Google’s Pixel Buds Pro are now on-sale in Australia alongside the Pixel 6a which I reviewed last week. I’ve only just received them, so I thought I’d jot down my first impressions of their new premium earbuds. 

I’ve only had the Pixel Buds Pro for just a few hours now, so this is a quick first look and here’s my first impressions. 


First up, you get the Pixel Buds Pro in a battery charging case which is slightly larger than the previous Pixel Buds A-series and Gen 2. There’s no USB-C cable in the box, but you do get small, medium and large tips to ensure a good fit. 

The buds themselves don’t have the fin on the rear that the Pixel Buds A-Series or Gen 2 came with, but the larger bud seems to stay in your ear quite well. The buds have a touch sensitive panel which seems pretty responsive, letting you change volume, answer calls etc. 

Google sent over the Lemongrass colour for review and it’s a pretty nice option, standing out just enough but they’re not too wildly coloured. 

The charging case and the buds are two-toned in black which looks cool, and with the lack of fin on the buds, it makes it easy to tell them apart from the previous generations if you have some of those laying around.

A note on the case is that previous generations have been a fidgeter’s delight with a satisfying clack sound when you close it – and that remains on the Pixel Buds Pro. The egg-shell feel case also slides in and out of your pocket without catching. 

The charging case sits on the Pixel Stand 2 quite nicely for charging – or you can just plug in your own USB-C cable. I haven’t had them long enough to run any battery run down tests, but I’ll be doing that in full for the review. 

The buds are pretty easy to remove from the case, with magnets holding them in place even when you tip the case upside down. They’re not secured in too hard though, so you can take them out easily and they drop right back in when you’re done.

The case has a pairing button on the rear which you hold to initiate the bluetooth pairing – but it’s Google’s Fast Pair which is the star here if you have an Android phone and makes it super easy to setup.


Opening the Pixel Buds Pro case initiates that Fast Pair interaction, even on a non-Pixel phone. Simply prompting you to connect to the device. 

You can grab the Pixel Buds ‘app’ from the Google Play Store to go through the full setup which includes a test to ensure you have a secure fit and helps configure the touch controls. 

There’s access to Google Assistant for reading out notifications if you want when you hear a chime, or you can long press one of the buds to summon it when you want to ask a question. You can also configure it to toggle through ANC/Transparency mode on the other bud. 

I had to install a firmware update for the buds when I first ran through the setup, but once that was done I was ready to rock.

Sound and Audio

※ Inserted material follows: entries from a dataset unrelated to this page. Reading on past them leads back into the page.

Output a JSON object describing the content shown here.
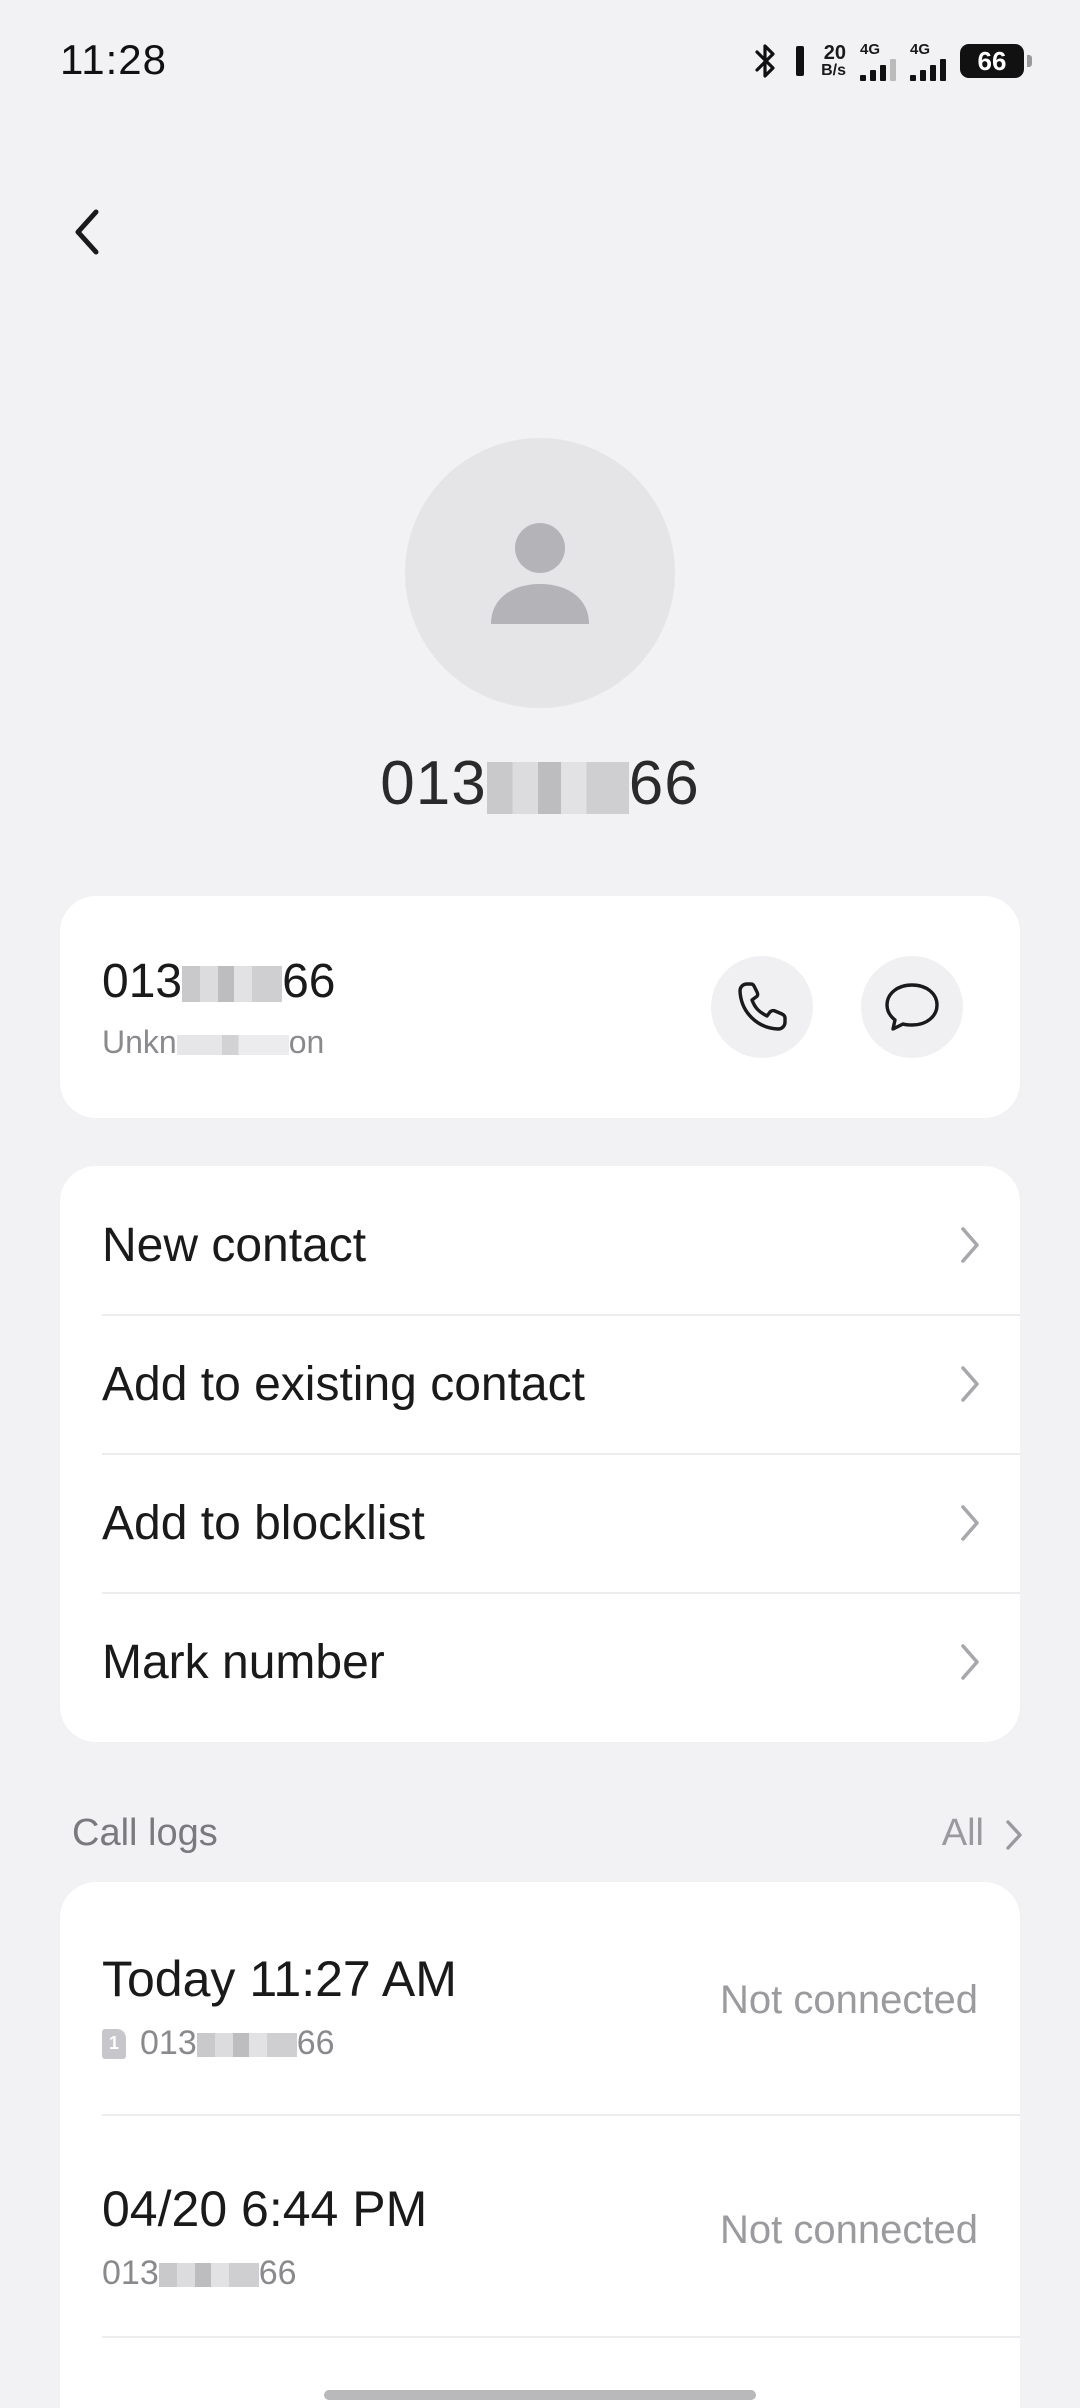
{
  "status_bar": {
    "time": "11:28",
    "net_speed_value": "20",
    "net_speed_unit": "B/s",
    "sim1_network": "4G",
    "sim2_network": "4G",
    "battery": "66"
  },
  "header": {
    "number_display": "013",
    "number_suffix": "66"
  },
  "number_card": {
    "number_prefix": "013",
    "number_suffix": "66",
    "location_prefix": "Unkn",
    "location_suffix": "on"
  },
  "actions": [
    {
      "label": "New contact"
    },
    {
      "label": "Add to existing contact"
    },
    {
      "label": "Add to blocklist"
    },
    {
      "label": "Mark number"
    }
  ],
  "call_logs": {
    "title": "Call logs",
    "all_label": "All",
    "entries": [
      {
        "time": "Today 11:27 AM",
        "sim": "1",
        "number_prefix": "013",
        "number_suffix": "66",
        "status": "Not connected"
      },
      {
        "time": "04/20 6:44 PM",
        "number_prefix": "013",
        "number_suffix": "66",
        "status": "Not connected"
      }
    ]
  },
  "colors": {
    "background": "#f2f2f4",
    "card": "#ffffff",
    "primary_text": "#1a1a1a",
    "secondary_text": "#8a8a8e"
  }
}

I’ve been listening to Scott’s Audio mix which covers a pretty vast range of music from easy listening/pop through to some decent bass-heavy metal. I’ve also given them a bit of a brief work over with some podcasts and audiobooks. 

In short, the initial impressions from audio quality are good. They’ve got good quality sound for the mids and high-end though could be a bit trebly at the higher end when listening to pop music – and are really good for audiobooks and podcasts. At the low end it’s not quite as good for bass as the drivers don’t quite deliver that really deep low you expect – BUT! they are definitely an improvement over the Pixel Buds A-Series and Gen 2. 

For the Active Noise Cancellation, they work very well cancelling out wind noise when on a call and worked simply brilliantly when I walked by a bus while listening to music. 

Transparency mode worked well in my brief testing, allowing me to carry on a conversation with the carers at after-school care when picking up my son and the cashier at the supermarket – I explained what I was doing and they happily helped with the testing.

I’ll need to do some more testing on the mult-device connectivity but it seems fairly easy to pair them to another device if you want to.


Overall, the first impressions for the Pixel Buds Pro are pretty good. Google has made some big claims on battery life, and I want to test the ANC and Transparency modes out in a number of environments more thoroughly. The connection seems to be improved, so it’s looking pretty positive so far.

I’ll be running through audio tests, as well as complete battery run down tests over the next week, so stay tuned. 

If you want to pick up a pair of Pixel Buds Pro (or Pixel 6a) they’re available from today for $299 from the Google Store, or you can head in-store and pick-up a pair from JB HI-FI, Officeworks and Harvey Norman or from your favourite carrier with Telstra, Optus, Vodafone all stocking them.